Search the records below for the string "chevron" and copy each line where it turns up.

__________________________________________________

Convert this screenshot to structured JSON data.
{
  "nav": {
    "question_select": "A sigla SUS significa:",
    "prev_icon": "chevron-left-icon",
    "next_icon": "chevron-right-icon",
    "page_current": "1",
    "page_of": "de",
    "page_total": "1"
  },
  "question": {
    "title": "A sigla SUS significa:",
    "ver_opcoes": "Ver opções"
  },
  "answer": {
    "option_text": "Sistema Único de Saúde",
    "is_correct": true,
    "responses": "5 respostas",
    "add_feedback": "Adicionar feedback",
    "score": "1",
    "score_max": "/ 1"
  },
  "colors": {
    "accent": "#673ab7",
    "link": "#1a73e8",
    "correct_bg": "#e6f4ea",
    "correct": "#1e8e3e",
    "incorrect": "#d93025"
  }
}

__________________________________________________

◆ **Result of the exercise**
    "prev_icon": "chevron-left-icon",
    "next_icon": "chevron-right-icon",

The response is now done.